At first all she can see is the typewriter, and his hands. The rest is in shadow. Solid, wide-tipped fingers, he is a methodical typist. He is at home in the space. Between letters, he moves around the room, reading, writing, working.
The light widens with every argument they have, every eye-rolling gallantry exchanged, picking out a camera, a shotgun, mementoes of the war, of a near-famous childhood. He prefers light-colored suits in the heat. He moves through the new-discovered doors to the patio, writes in the garden. His wife is often on stage with him between scenes, but she is always in the act of leaving when the lights fade up: she is a door closing, the sounds of movement in a distant room.

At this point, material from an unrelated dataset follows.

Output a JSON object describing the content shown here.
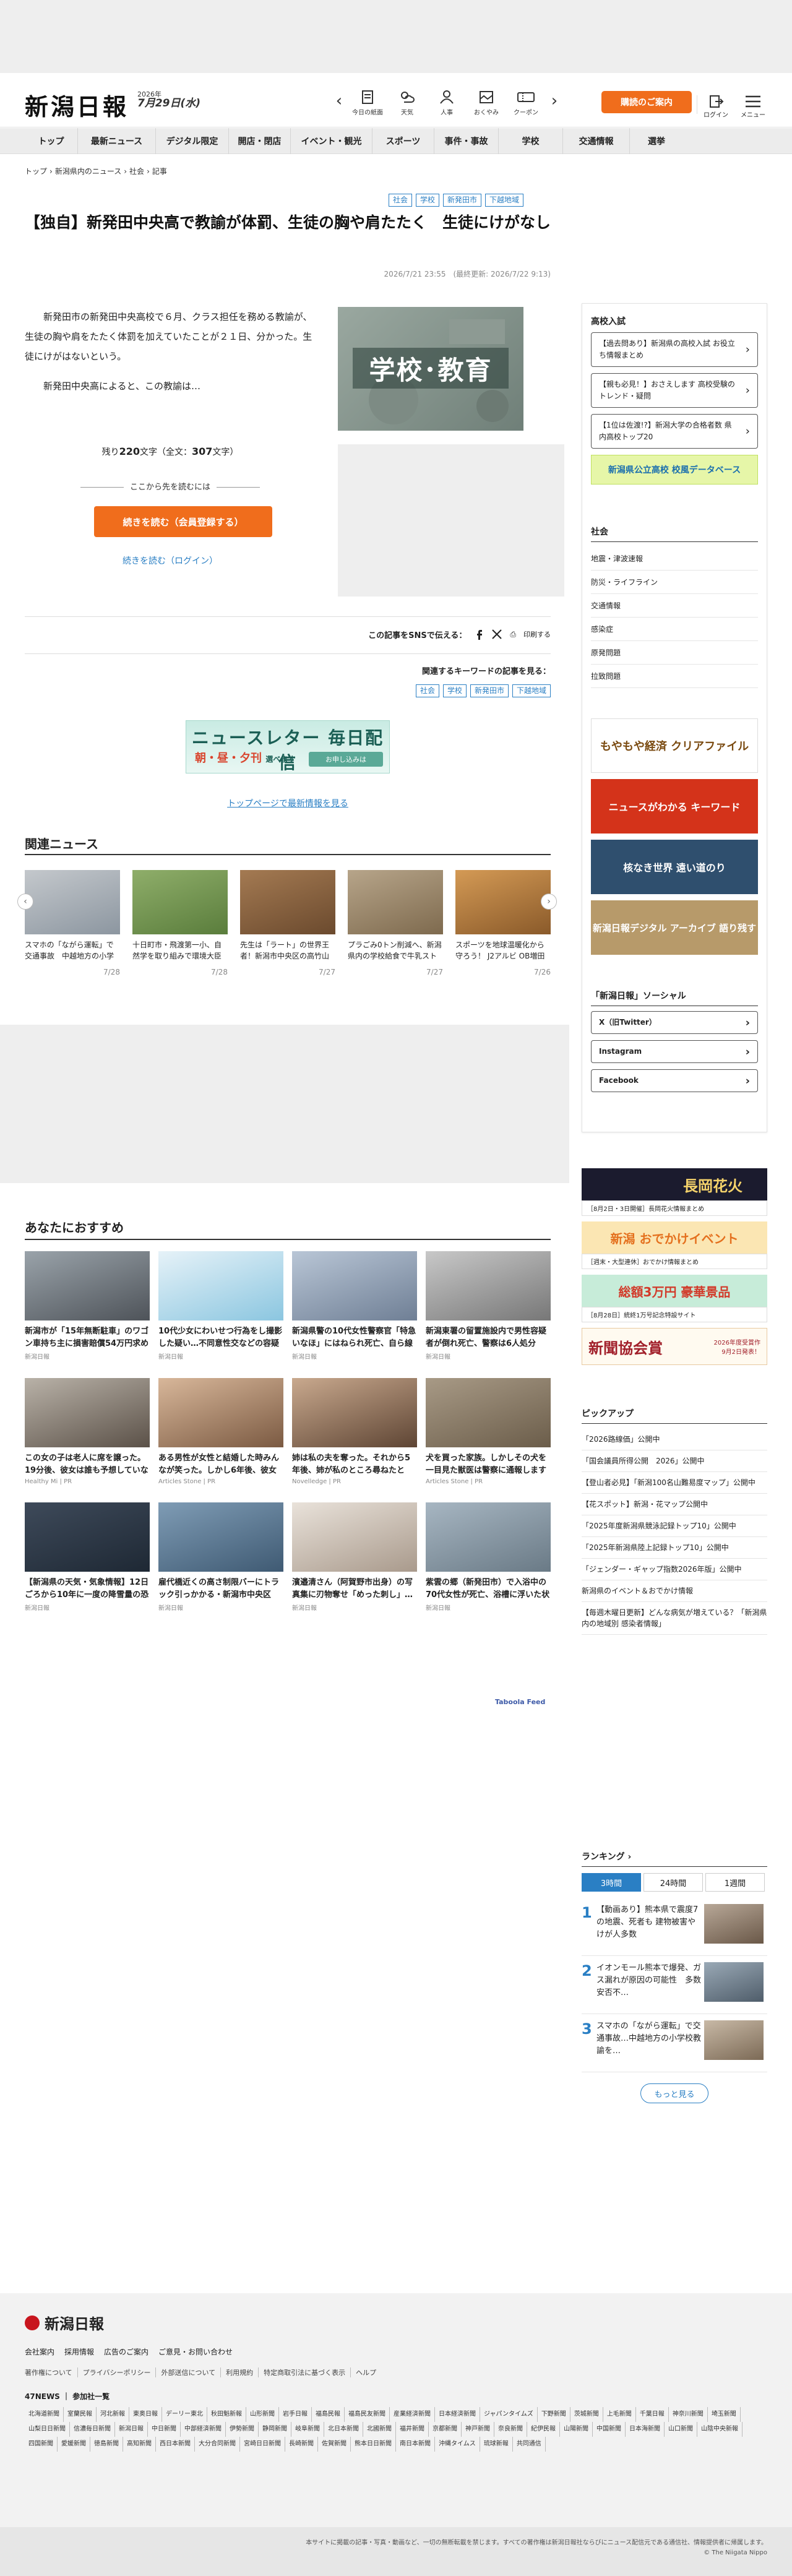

The house is finally, fully revealed. He is wearing light linen slacks and a loose white shirt open at the color. His hair is cut short. There is a slight curl to it. She crosses the country and the stage, knocks on the door. Alice Sheldon looks, up, his eyes wide, and the lights go down one last time.